The radiant shape diamond is an octagonal diamond, designed by Henry Grossbard in 1976. It is a very modern and perfectly symmetrical design. The radiant shape combines the best of a round-shaped diamond and an emerald-shaped diamond.
The clean lines and corners make it look like an emerald-shape diamond while the facets are similar to round-shaped diamonds, giving it that stunning sparkle. It is an elongated hybrid diamond and can make your fingers look slim and beautiful. A radiant diamond has around 70 facets and it turns up the brilliance of the diamond. It is a non-traditional fancy shape and falls within the list of elongated looking diamonds. No surprises that this shape is making a big comeback.

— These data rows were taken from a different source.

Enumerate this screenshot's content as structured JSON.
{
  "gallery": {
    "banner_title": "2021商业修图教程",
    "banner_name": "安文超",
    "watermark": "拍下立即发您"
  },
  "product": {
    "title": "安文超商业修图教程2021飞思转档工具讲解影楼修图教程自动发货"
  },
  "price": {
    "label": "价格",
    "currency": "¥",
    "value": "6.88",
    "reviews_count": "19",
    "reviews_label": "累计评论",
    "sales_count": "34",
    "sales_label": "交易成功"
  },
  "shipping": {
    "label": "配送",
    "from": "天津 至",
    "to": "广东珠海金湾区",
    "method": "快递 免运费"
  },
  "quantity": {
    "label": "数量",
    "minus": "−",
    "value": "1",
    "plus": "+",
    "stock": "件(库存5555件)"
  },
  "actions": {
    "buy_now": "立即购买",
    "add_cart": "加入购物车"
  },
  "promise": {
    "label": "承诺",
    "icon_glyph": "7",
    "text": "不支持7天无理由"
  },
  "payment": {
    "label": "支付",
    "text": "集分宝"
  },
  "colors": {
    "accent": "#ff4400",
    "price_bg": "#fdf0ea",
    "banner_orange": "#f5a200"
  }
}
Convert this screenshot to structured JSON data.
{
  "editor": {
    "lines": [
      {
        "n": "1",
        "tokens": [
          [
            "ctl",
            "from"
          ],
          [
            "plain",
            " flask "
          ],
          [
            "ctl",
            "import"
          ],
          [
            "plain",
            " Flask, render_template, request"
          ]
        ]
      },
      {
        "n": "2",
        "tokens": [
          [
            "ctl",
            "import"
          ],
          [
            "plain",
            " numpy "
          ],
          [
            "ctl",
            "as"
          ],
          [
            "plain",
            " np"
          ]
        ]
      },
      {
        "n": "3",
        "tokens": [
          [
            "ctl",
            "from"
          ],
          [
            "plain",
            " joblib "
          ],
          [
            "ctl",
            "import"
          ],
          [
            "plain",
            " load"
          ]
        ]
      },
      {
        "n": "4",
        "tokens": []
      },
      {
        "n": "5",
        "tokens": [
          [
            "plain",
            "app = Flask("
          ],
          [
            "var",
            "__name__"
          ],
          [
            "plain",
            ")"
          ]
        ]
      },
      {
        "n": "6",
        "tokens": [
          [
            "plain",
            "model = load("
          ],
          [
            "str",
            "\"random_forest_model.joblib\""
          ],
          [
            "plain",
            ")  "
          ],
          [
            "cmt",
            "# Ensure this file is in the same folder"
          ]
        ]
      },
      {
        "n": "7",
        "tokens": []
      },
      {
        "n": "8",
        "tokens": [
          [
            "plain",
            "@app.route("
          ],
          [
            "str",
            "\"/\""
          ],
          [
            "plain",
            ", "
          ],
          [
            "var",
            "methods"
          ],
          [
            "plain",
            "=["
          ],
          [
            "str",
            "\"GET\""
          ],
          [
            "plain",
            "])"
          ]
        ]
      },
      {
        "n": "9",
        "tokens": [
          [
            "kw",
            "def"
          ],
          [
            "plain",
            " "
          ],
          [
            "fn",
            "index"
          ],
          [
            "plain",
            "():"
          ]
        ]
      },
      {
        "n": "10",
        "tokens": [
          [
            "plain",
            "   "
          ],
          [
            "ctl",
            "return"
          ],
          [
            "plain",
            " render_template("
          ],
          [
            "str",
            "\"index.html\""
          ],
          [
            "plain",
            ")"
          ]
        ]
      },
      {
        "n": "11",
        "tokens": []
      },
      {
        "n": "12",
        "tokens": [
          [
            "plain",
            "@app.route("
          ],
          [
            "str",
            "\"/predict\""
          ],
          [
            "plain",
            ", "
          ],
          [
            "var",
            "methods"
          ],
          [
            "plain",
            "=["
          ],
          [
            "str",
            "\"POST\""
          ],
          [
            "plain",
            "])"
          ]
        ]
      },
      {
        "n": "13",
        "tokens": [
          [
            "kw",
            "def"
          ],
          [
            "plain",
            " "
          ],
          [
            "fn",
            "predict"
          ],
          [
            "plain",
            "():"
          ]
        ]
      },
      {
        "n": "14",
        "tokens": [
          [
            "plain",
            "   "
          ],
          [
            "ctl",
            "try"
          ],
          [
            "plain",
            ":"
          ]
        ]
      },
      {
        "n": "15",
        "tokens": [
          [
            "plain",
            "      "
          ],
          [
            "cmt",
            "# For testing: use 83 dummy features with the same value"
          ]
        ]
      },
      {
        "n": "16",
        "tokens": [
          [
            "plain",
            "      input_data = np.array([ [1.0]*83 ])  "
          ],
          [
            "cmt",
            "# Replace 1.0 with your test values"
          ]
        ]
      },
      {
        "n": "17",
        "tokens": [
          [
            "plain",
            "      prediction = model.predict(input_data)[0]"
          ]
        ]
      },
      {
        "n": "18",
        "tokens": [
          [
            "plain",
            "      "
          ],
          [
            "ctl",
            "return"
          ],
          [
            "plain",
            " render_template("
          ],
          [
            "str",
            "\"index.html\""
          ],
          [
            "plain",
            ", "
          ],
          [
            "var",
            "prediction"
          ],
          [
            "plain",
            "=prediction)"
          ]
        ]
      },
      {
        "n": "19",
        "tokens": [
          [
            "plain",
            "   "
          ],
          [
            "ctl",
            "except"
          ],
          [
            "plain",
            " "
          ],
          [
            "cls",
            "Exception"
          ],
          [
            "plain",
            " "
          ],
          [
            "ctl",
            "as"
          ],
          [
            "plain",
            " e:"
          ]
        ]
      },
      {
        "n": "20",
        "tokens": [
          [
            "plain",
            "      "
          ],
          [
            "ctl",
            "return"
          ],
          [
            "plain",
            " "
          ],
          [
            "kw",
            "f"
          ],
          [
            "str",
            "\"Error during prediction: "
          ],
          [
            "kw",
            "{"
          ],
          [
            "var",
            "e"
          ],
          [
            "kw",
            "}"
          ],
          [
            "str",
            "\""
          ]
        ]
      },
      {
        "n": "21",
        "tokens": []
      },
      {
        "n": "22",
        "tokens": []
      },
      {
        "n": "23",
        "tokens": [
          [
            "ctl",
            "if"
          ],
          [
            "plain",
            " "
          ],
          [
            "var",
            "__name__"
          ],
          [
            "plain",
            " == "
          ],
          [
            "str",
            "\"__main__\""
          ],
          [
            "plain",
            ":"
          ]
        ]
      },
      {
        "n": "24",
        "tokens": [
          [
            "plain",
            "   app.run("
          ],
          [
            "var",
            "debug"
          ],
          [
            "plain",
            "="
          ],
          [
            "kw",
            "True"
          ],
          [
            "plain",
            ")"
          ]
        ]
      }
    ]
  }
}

Depending on how you want the radiant diamond to look on your finger, you should choose the right setting. For example, a 4-prong or a 6-prong setting is most becoming for this shape. A stunning 14K white gold setting can really spark joy for your radiant diamond. However, if you are confused about the setting or you just wish to buy loose diamonds in this shape, it would be best to consult a diamond concierge from LovBe.
What is the hardest diamond shape to cut?

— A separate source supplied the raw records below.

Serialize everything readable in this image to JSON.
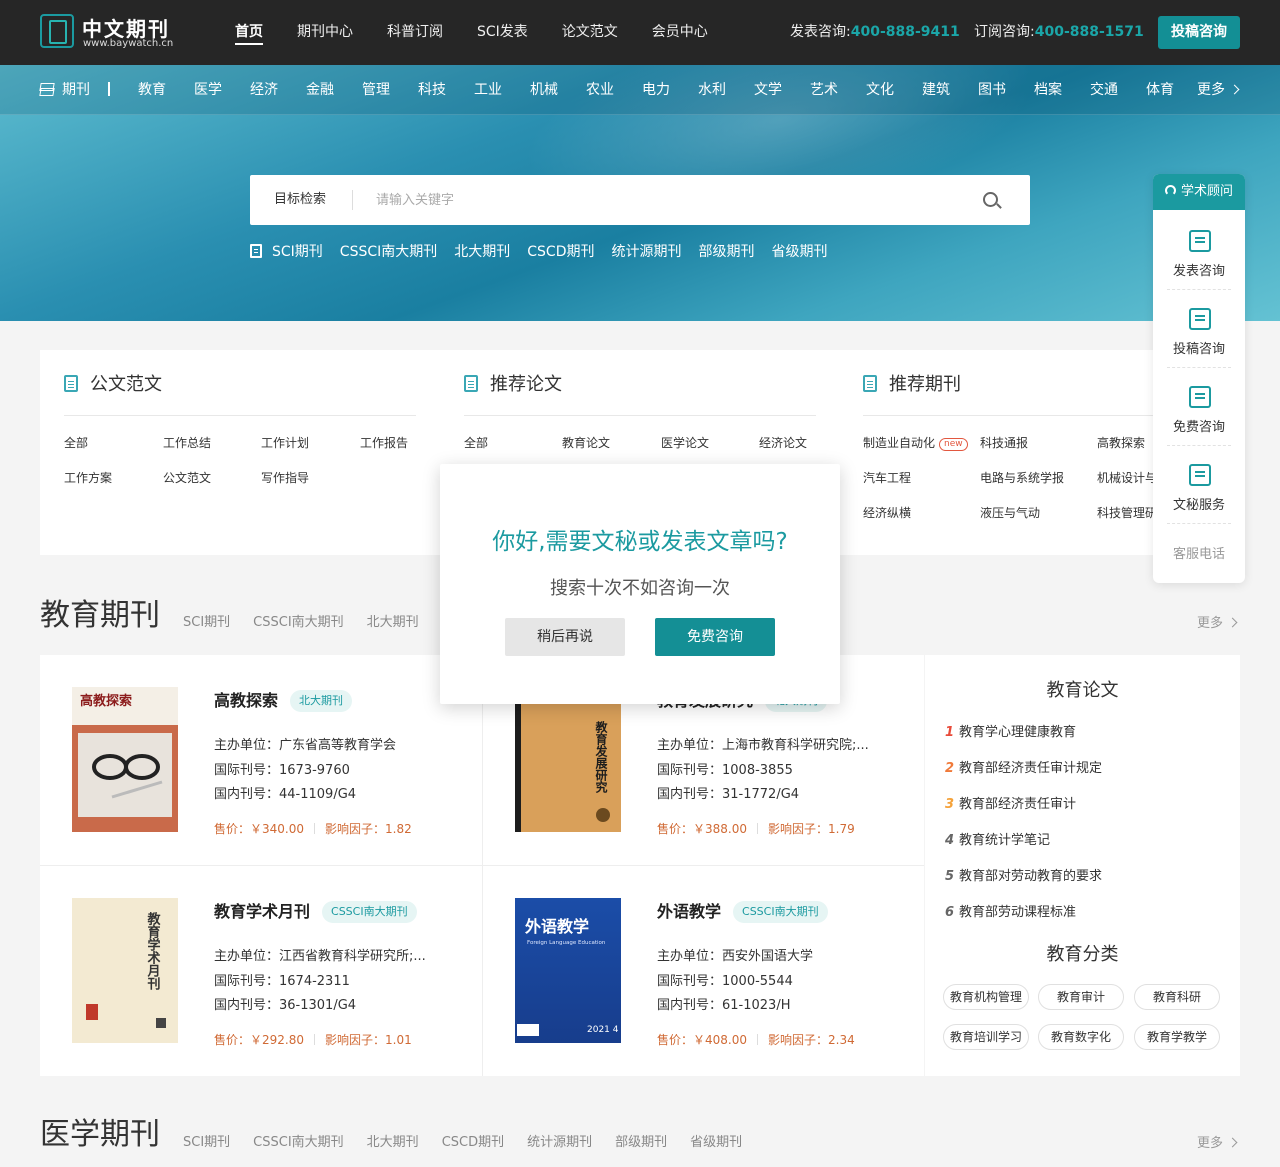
{
  "header": {
    "logo_title": "中文期刊",
    "logo_url": "www.baywatch.cn",
    "nav": [
      "首页",
      "期刊中心",
      "科普订阅",
      "SCI发表",
      "论文范文",
      "会员中心"
    ],
    "publish_label": "发表咨询:",
    "publish_phone": "400-888-9411",
    "subscribe_label": "订阅咨询:",
    "subscribe_phone": "400-888-1571",
    "submit_button": "投稿咨询"
  },
  "catnav": {
    "lead": "期刊",
    "items": [
      "教育",
      "医学",
      "经济",
      "金融",
      "管理",
      "科技",
      "工业",
      "机械",
      "农业",
      "电力",
      "水利",
      "文学",
      "艺术",
      "文化",
      "建筑",
      "图书",
      "档案",
      "交通",
      "体育"
    ],
    "more": "更多"
  },
  "search": {
    "scope": "目标检索",
    "placeholder": "请输入关键字",
    "tags": [
      "SCI期刊",
      "CSSCI南大期刊",
      "北大期刊",
      "CSCD期刊",
      "统计源期刊",
      "部级期刊",
      "省级期刊"
    ]
  },
  "panels": {
    "official": {
      "title": "公文范文",
      "links": [
        "全部",
        "工作总结",
        "工作计划",
        "工作报告",
        "工作方案",
        "公文范文",
        "写作指导"
      ]
    },
    "papers": {
      "title": "推荐论文",
      "links": [
        "全部",
        "教育论文",
        "医学论文",
        "经济论文"
      ]
    },
    "journals": {
      "title": "推荐期刊",
      "new_badge": "new",
      "links": [
        "制造业自动化",
        "科技通报",
        "高教探索",
        "汽车工程",
        "电路与系统学报",
        "机械设计与",
        "经济纵横",
        "液压与气动",
        "科技管理研"
      ]
    }
  },
  "education": {
    "title": "教育期刊",
    "tabs": [
      "SCI期刊",
      "CSSCI南大期刊",
      "北大期刊"
    ],
    "more": "更多",
    "journals": [
      {
        "name": "高教探索",
        "badge": "北大期刊",
        "sponsor": "主办单位：广东省高等教育学会",
        "issn": "国际刊号：1673-9760",
        "cn": "国内刊号：44-1109/G4",
        "price": "售价：￥340.00",
        "impact": "影响因子：1.82",
        "cover_title": "高教探索"
      },
      {
        "name": "教育发展研究",
        "badge": "北大期刊",
        "sponsor": "主办单位：上海市教育科学研究院;...",
        "issn": "国际刊号：1008-3855",
        "cn": "国内刊号：31-1772/G4",
        "price": "售价：￥388.00",
        "impact": "影响因子：1.79",
        "cover_title": "教育发展研究"
      },
      {
        "name": "教育学术月刊",
        "badge": "CSSCI南大期刊",
        "sponsor": "主办单位：江西省教育科学研究所;...",
        "issn": "国际刊号：1674-2311",
        "cn": "国内刊号：36-1301/G4",
        "price": "售价：￥292.80",
        "impact": "影响因子：1.01",
        "cover_title": "教育学术月刊"
      },
      {
        "name": "外语教学",
        "badge": "CSSCI南大期刊",
        "sponsor": "主办单位：西安外国语大学",
        "issn": "国际刊号：1000-5544",
        "cn": "国内刊号：61-1023/H",
        "price": "售价：￥408.00",
        "impact": "影响因子：2.34",
        "cover_title": "外语教学",
        "cover_sub": "Foreign Language Education",
        "cover_year": "2021 4"
      }
    ],
    "papers_title": "教育论文",
    "papers": [
      "教育学心理健康教育",
      "教育部经济责任审计规定",
      "教育部经济责任审计",
      "教育统计学笔记",
      "教育部对劳动教育的要求",
      "教育部劳动课程标准"
    ],
    "rank_colors": [
      "#e84b3a",
      "#f07a3a",
      "#f5a23a",
      "#666666",
      "#666666",
      "#666666"
    ],
    "categories_title": "教育分类",
    "categories": [
      "教育机构管理",
      "教育审计",
      "教育科研",
      "教育培训学习",
      "教育数字化",
      "教育学教学"
    ]
  },
  "medical": {
    "title": "医学期刊",
    "tabs": [
      "SCI期刊",
      "CSSCI南大期刊",
      "北大期刊",
      "CSCD期刊",
      "统计源期刊",
      "部级期刊",
      "省级期刊"
    ],
    "more": "更多"
  },
  "sidebar": {
    "head": "学术顾问",
    "items": [
      "发表咨询",
      "投稿咨询",
      "免费咨询",
      "文秘服务"
    ],
    "phone": "客服电话"
  },
  "modal": {
    "title": "你好,需要文秘或发表文章吗?",
    "subtitle": "搜索十次不如咨询一次",
    "later": "稍后再说",
    "consult": "免费咨询"
  }
}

All diamond shapes have their own unique appeal. For example, the emerald shape diamond may not be the most brilliant but can give a hall-of-mirrors look that is much loved by celebrities like Jennifer Lopez. On the other hand, oval-shaped diamonds can really bring out a diamond’s brilliance. However, the attractiveness of a diamond is not just defined by its shape.
What makes a diamond shine is the right cut and the right shape. Admittedly, a few challenging shapes require more precise cuts that lead to wastage, making the price of the shape higher. Among all the existing diamond shapes, the most popular round shape diamond is the hardest diamond shape to cut. Some of the reasons that make it hard to cut include:

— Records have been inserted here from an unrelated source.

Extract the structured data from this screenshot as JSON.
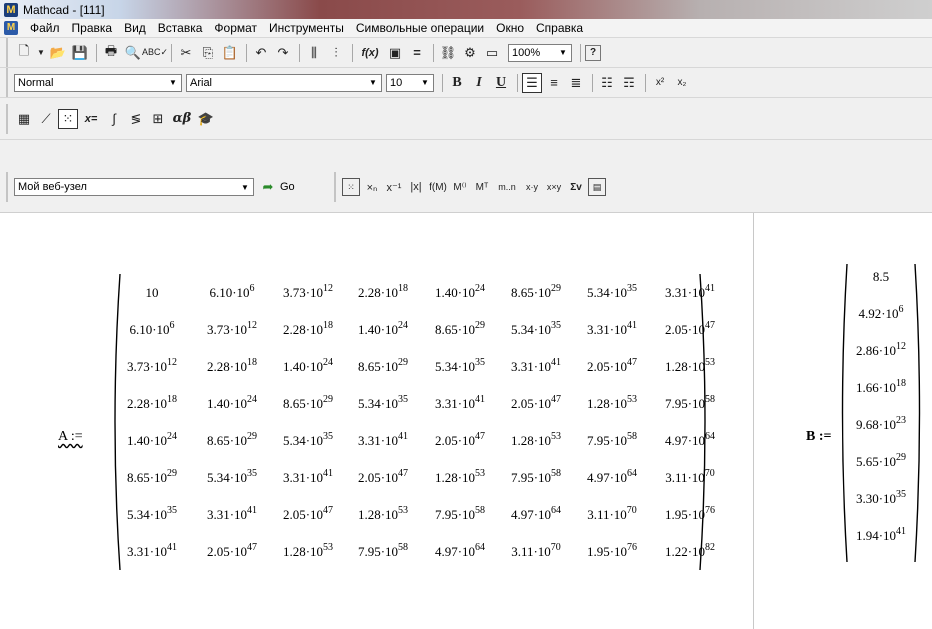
{
  "window": {
    "title": "Mathcad - [111]",
    "app_icon": "mathcad-logo-icon"
  },
  "menu": {
    "items": [
      "Файл",
      "Правка",
      "Вид",
      "Вставка",
      "Формат",
      "Инструменты",
      "Символьные операции",
      "Окно",
      "Справка"
    ]
  },
  "toolbar_format": {
    "style": "Normal",
    "font": "Arial",
    "size": "10",
    "bold": "B",
    "italic": "I",
    "underline": "U"
  },
  "toolbar_standard": {
    "zoom": "100%",
    "fx": "f(x)"
  },
  "toolbar_math": {
    "calc_label": "x=",
    "greek_label": "αβ"
  },
  "toolbar_web": {
    "address": "Мой веб-узел",
    "go_label": "Go"
  },
  "matrix_a": {
    "label": "A :=",
    "rows": [
      [
        [
          "10",
          ""
        ],
        [
          "6.10·10",
          "6"
        ],
        [
          "3.73·10",
          "12"
        ],
        [
          "2.28·10",
          "18"
        ],
        [
          "1.40·10",
          "24"
        ],
        [
          "8.65·10",
          "29"
        ],
        [
          "5.34·10",
          "35"
        ],
        [
          "3.31·10",
          "41"
        ]
      ],
      [
        [
          "6.10·10",
          "6"
        ],
        [
          "3.73·10",
          "12"
        ],
        [
          "2.28·10",
          "18"
        ],
        [
          "1.40·10",
          "24"
        ],
        [
          "8.65·10",
          "29"
        ],
        [
          "5.34·10",
          "35"
        ],
        [
          "3.31·10",
          "41"
        ],
        [
          "2.05·10",
          "47"
        ]
      ],
      [
        [
          "3.73·10",
          "12"
        ],
        [
          "2.28·10",
          "18"
        ],
        [
          "1.40·10",
          "24"
        ],
        [
          "8.65·10",
          "29"
        ],
        [
          "5.34·10",
          "35"
        ],
        [
          "3.31·10",
          "41"
        ],
        [
          "2.05·10",
          "47"
        ],
        [
          "1.28·10",
          "53"
        ]
      ],
      [
        [
          "2.28·10",
          "18"
        ],
        [
          "1.40·10",
          "24"
        ],
        [
          "8.65·10",
          "29"
        ],
        [
          "5.34·10",
          "35"
        ],
        [
          "3.31·10",
          "41"
        ],
        [
          "2.05·10",
          "47"
        ],
        [
          "1.28·10",
          "53"
        ],
        [
          "7.95·10",
          "58"
        ]
      ],
      [
        [
          "1.40·10",
          "24"
        ],
        [
          "8.65·10",
          "29"
        ],
        [
          "5.34·10",
          "35"
        ],
        [
          "3.31·10",
          "41"
        ],
        [
          "2.05·10",
          "47"
        ],
        [
          "1.28·10",
          "53"
        ],
        [
          "7.95·10",
          "58"
        ],
        [
          "4.97·10",
          "64"
        ]
      ],
      [
        [
          "8.65·10",
          "29"
        ],
        [
          "5.34·10",
          "35"
        ],
        [
          "3.31·10",
          "41"
        ],
        [
          "2.05·10",
          "47"
        ],
        [
          "1.28·10",
          "53"
        ],
        [
          "7.95·10",
          "58"
        ],
        [
          "4.97·10",
          "64"
        ],
        [
          "3.11·10",
          "70"
        ]
      ],
      [
        [
          "5.34·10",
          "35"
        ],
        [
          "3.31·10",
          "41"
        ],
        [
          "2.05·10",
          "47"
        ],
        [
          "1.28·10",
          "53"
        ],
        [
          "7.95·10",
          "58"
        ],
        [
          "4.97·10",
          "64"
        ],
        [
          "3.11·10",
          "70"
        ],
        [
          "1.95·10",
          "76"
        ]
      ],
      [
        [
          "3.31·10",
          "41"
        ],
        [
          "2.05·10",
          "47"
        ],
        [
          "1.28·10",
          "53"
        ],
        [
          "7.95·10",
          "58"
        ],
        [
          "4.97·10",
          "64"
        ],
        [
          "3.11·10",
          "70"
        ],
        [
          "1.95·10",
          "76"
        ],
        [
          "1.22·10",
          "82"
        ]
      ]
    ]
  },
  "vector_b": {
    "label": "B :=",
    "rows": [
      [
        "8.5",
        ""
      ],
      [
        "4.92·10",
        "6"
      ],
      [
        "2.86·10",
        "12"
      ],
      [
        "1.66·10",
        "18"
      ],
      [
        "9.68·10",
        "23"
      ],
      [
        "5.65·10",
        "29"
      ],
      [
        "3.30·10",
        "35"
      ],
      [
        "1.94·10",
        "41"
      ]
    ]
  }
}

- Precisely-cut facets: Round shape diamond is the hardest diamond shape to cut because it requires precision to create 58 facets. These facets act like tiny prisms and come together to maximize the reflection and brilliance (fire) of the diamond. It requires a lot of intricate detail work making it a hard-to-cut shape.
- Hearts and Arrow cut: The cut of the round diamond makes sure that the diamond has the right symmetry while reflecting the maximum light. The hearts and arrow cut for round shape diamonds is the most challenging cut as it demands a high level of precision. The diamond cutter needs to precisely measure and cut the diamond, keeping in mind the angles and symmetry. When viewing a heart and arrow cut diamonds with a special tool, you can see the arrows (when seen from top) and the hearts (when seen from face-down). It is this degree of skilled craftsmanship that makes the hearts and arrow cut one of the most stellar diamonds you’ll ever lay eyes on!
In the case of naturally mined diamonds, the shape of the diamond unearthed majorly decides the amount of work required to cut a round-shaped diamond. However, in the case of lab grown diamonds, wastage can be minimized, allowing to fashion out diamond shapes more efficiently. Even though round-shaped diamonds can be the hardest diamond shape to cut, other shapes like the princess, ovals, emerald and Asscher shapes also require a high level of precision.
If you are confused about which diamond is the best for you, you can contact us and browse our diverse collection of diamond shapes and cuts. We specialize in lab grown diamonds and can assist you to make the best decision for you and your partner.